Every teacher knows that if they could implement all the latest educational research, their students, like those at Mission High, would be successful--but these teachers also intimately know the setbacks that prevent them from realizing this reality. Perhaps some more beneficial questions for Rizga to tackle with four years of her life would have been, "What sets Mission High apart? How are they able to implement these best practices when other schools across the country struggle? What is unique to Mission High? Can that common factor exist elsewhere?" As it stands, the book seems to condone what it initially condemned by showing Mission High's adoption of recent research and encouraging its readers to do the same.
For an educational outsider looking for a primer on recent educational research, this book may have merit, but for a practicing teacher with any sliver of knowledge about educational trends, this book is redundant and does not contribute anything original to ongoing educational discussions.
“Why doesn’t my opinion about school matter? Why does the government get the final say on whether my school is good or bad? Some people in my middle school told me that I’ll never go to college. Then I came to Mission, and Mr. Velez made me feel so welcome. Mr. Roth expects more from me than anyone. How can they call our school ‘bad’?” asks Maria, a student profiled in Mission High. Author Kristina Rizga writes that her book is an “attempt to elevate the largely invisible voices of students and teachers in the larger conversation about education in America today and to allow their wisdom and expertise to expand our imaginations about possible solutions and to stretch our definitions of quality education.”
Realizing that nonfiction books are most compelling when they tell the stories of individual people, Rizga weaves the stories of several of the amazing students and teachers that she got to know with a thorough review of research on what works in education.
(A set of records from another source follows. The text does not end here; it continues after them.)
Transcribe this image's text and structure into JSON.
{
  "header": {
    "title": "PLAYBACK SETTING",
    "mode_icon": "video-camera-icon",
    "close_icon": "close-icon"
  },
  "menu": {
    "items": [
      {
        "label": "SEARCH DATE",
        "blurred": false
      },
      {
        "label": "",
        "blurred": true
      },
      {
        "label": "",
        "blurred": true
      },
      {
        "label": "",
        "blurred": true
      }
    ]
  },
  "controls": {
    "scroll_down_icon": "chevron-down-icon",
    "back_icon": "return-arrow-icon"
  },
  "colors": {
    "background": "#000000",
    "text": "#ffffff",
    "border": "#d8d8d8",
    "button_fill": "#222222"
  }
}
After four years at Mission, a San Francisco high school the federal government labeled as low performing in 2010, she believes that American educational reform should focus on instructor created tests, writing, projects and other forms of assessment instead of standardized tests. She shows the value of student-centered teaching, explaining the gains engaged youth at Mission make when educators see them as individuals and focus on their strengths instead of their weaknesses. And she argues against the common practice of encouraging schools to cut and paste successful programs from other institutions or countries, realizing that schools need to empower teachers to reform schools by focusing on what works for their kids. I loved reading the inspiring stories of persistent students engaged in relevant and meaningful work and talented educators who find ways to reach everyone. I also enjoyed learning how historical trends and current research inform debates on issues such as top-down reform and tracking that I see play out at Roosevelt. I thought this book was incredible and I strongly recommend it to everyone who wants to learn what works in education.